## Assignment
Only lines with the string "无标题栏" are wanted. Pull them out of the data.

## Task input
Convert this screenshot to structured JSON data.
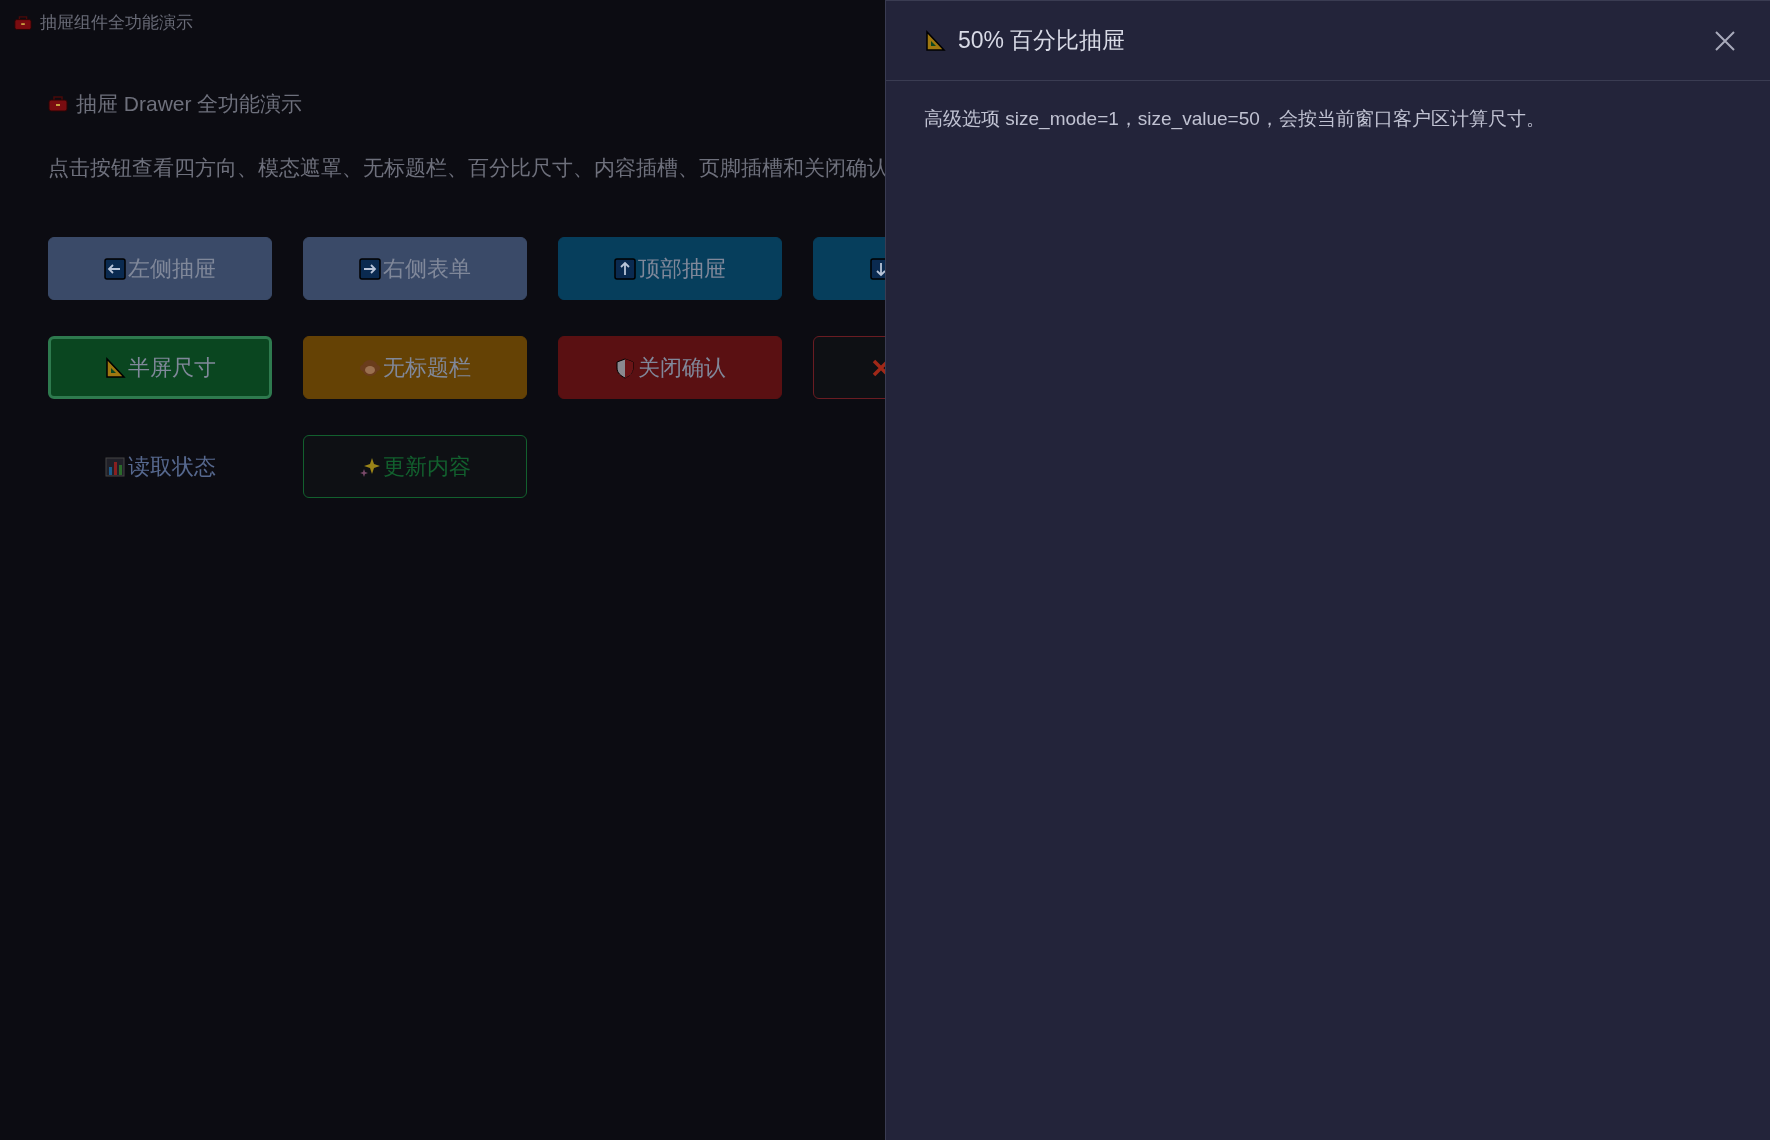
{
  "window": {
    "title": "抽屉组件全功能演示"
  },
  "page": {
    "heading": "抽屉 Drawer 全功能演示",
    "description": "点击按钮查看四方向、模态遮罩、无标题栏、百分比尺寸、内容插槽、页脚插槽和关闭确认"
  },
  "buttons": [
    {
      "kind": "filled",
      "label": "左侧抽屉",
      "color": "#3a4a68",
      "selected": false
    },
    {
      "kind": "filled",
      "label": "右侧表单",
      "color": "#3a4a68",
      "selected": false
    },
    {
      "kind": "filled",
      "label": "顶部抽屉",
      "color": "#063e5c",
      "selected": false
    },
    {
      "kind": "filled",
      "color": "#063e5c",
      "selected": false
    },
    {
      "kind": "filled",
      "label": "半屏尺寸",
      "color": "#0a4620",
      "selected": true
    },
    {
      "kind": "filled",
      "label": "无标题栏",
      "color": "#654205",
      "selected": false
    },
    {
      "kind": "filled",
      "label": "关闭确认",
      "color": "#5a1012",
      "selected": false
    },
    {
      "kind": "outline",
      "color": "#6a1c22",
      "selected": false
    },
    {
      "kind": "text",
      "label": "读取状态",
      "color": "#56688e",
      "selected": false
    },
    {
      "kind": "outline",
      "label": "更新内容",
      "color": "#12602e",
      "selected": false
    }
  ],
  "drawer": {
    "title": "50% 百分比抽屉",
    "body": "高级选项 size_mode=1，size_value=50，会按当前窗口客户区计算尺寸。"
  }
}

## Expected answer
    "description": "点击按钮查看四方向、模态遮罩、无标题栏、百分比尺寸、内容插槽、页脚插槽和关闭确认"
      "label": "无标题栏",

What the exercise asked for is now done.